=== Begin Enclosure ===

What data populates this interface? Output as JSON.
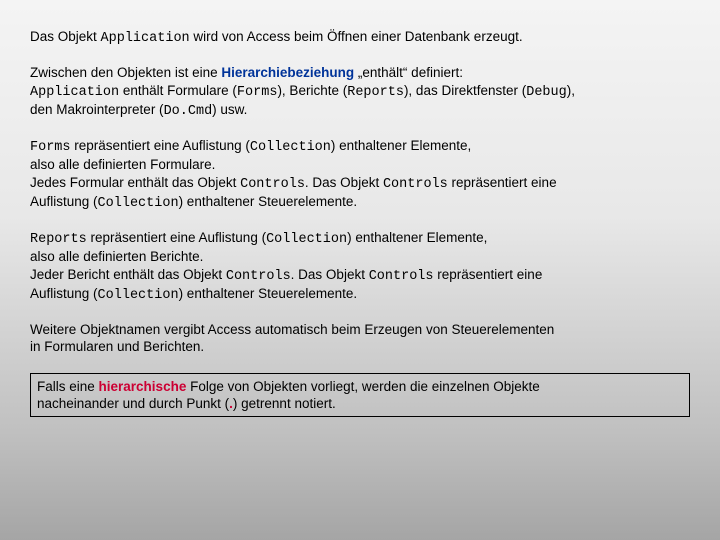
{
  "p1": {
    "t1": "Das Objekt ",
    "c1": "Application",
    "t2": " wird von Access beim Öffnen einer Datenbank erzeugt."
  },
  "p2": {
    "t1": "Zwischen den Objekten ist eine ",
    "b1": "Hierarchiebeziehung",
    "t2": "  „enthält“  definiert:",
    "c1": "Application",
    "t3": " enthält Formulare (",
    "c2": "Forms",
    "t4": "), Berichte (",
    "c3": "Reports",
    "t5": "), das Direktfenster (",
    "c4": "Debug",
    "t6": "),",
    "t7": "den Makrointerpreter (",
    "c5": "Do.Cmd",
    "t8": ") usw."
  },
  "p3": {
    "c1": "Forms",
    "t1": " repräsentiert eine Auflistung (",
    "c2": "Collection",
    "t2": ") enthaltener Elemente,",
    "t3": "also alle definierten Formulare.",
    "t4": "Jedes Formular enthält das Objekt ",
    "c3": "Controls",
    "t5": ". Das Objekt ",
    "c4": "Controls",
    "t6": " repräsentiert eine",
    "t7": "Auflistung (",
    "c5": "Collection",
    "t8": ") enthaltener Steuerelemente."
  },
  "p4": {
    "c1": "Reports",
    "t1": " repräsentiert eine Auflistung (",
    "c2": "Collection",
    "t2": ") enthaltener Elemente,",
    "t3": "also alle definierten Berichte.",
    "t4": "Jeder Bericht enthält  das Objekt ",
    "c3": "Controls",
    "t5": ". Das Objekt ",
    "c4": "Controls",
    "t6": " repräsentiert eine",
    "t7": "Auflistung (",
    "c5": "Collection",
    "t8": ") enthaltener Steuerelemente."
  },
  "p5": {
    "t1": "Weitere Objektnamen vergibt Access automatisch beim Erzeugen von Steuerelementen",
    "t2": "in Formularen und Berichten."
  },
  "box": {
    "t1": "Falls eine ",
    "r1": "hierarchische",
    "t2": " Folge von Objekten vorliegt, werden die einzelnen Objekte",
    "t3": "nacheinander und durch Punkt (",
    "r2": ".",
    "t4": ") getrennt notiert."
  }
}
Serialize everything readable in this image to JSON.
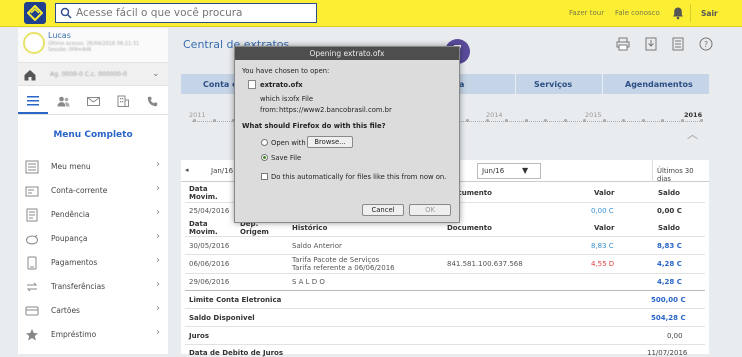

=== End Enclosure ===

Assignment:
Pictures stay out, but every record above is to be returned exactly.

Result:
What data populates this interface? Output as JSON.
{
  "p1": {
    "t1": "Das Objekt ",
    "c1": "Application",
    "t2": " wird von Access beim Öffnen einer Datenbank erzeugt."
  },
  "p2": {
    "t1": "Zwischen den Objekten ist eine ",
    "b1": "Hierarchiebeziehung",
    "t2": "  „enthält“  definiert:",
    "c1": "Application",
    "t3": " enthält Formulare (",
    "c2": "Forms",
    "t4": "), Berichte (",
    "c3": "Reports",
    "t5": "), das Direktfenster (",
    "c4": "Debug",
    "t6": "),",
    "t7": "den Makrointerpreter (",
    "c5": "Do.Cmd",
    "t8": ") usw."
  },
  "p3": {
    "c1": "Forms",
    "t1": " repräsentiert eine Auflistung (",
    "c2": "Collection",
    "t2": ") enthaltener Elemente,",
    "t3": "also alle definierten Formulare.",
    "t4": "Jedes Formular enthält das Objekt ",
    "c3": "Controls",
    "t5": ". Das Objekt ",
    "c4": "Controls",
    "t6": " repräsentiert eine",
    "t7": "Auflistung (",
    "c5": "Collection",
    "t8": ") enthaltener Steuerelemente."
  },
  "p4": {
    "c1": "Reports",
    "t1": " repräsentiert eine Auflistung (",
    "c2": "Collection",
    "t2": ") enthaltener Elemente,",
    "t3": "also alle definierten Berichte.",
    "t4": "Jeder Bericht enthält  das Objekt ",
    "c3": "Controls",
    "t5": ". Das Objekt ",
    "c4": "Controls",
    "t6": " repräsentiert eine",
    "t7": "Auflistung (",
    "c5": "Collection",
    "t8": ") enthaltener Steuerelemente."
  },
  "p5": {
    "t1": "Weitere Objektnamen vergibt Access automatisch beim Erzeugen von Steuerelementen",
    "t2": "in Formularen und Berichten."
  },
  "box": {
    "t1": "Falls eine ",
    "r1": "hierarchische",
    "t2": " Folge von Objekten vorliegt, werden die einzelnen Objekte",
    "t3": "nacheinander und durch Punkt (",
    "r2": ".",
    "t4": ") getrennt notiert."
  }
}
Serialize everything readable in this image to JSON.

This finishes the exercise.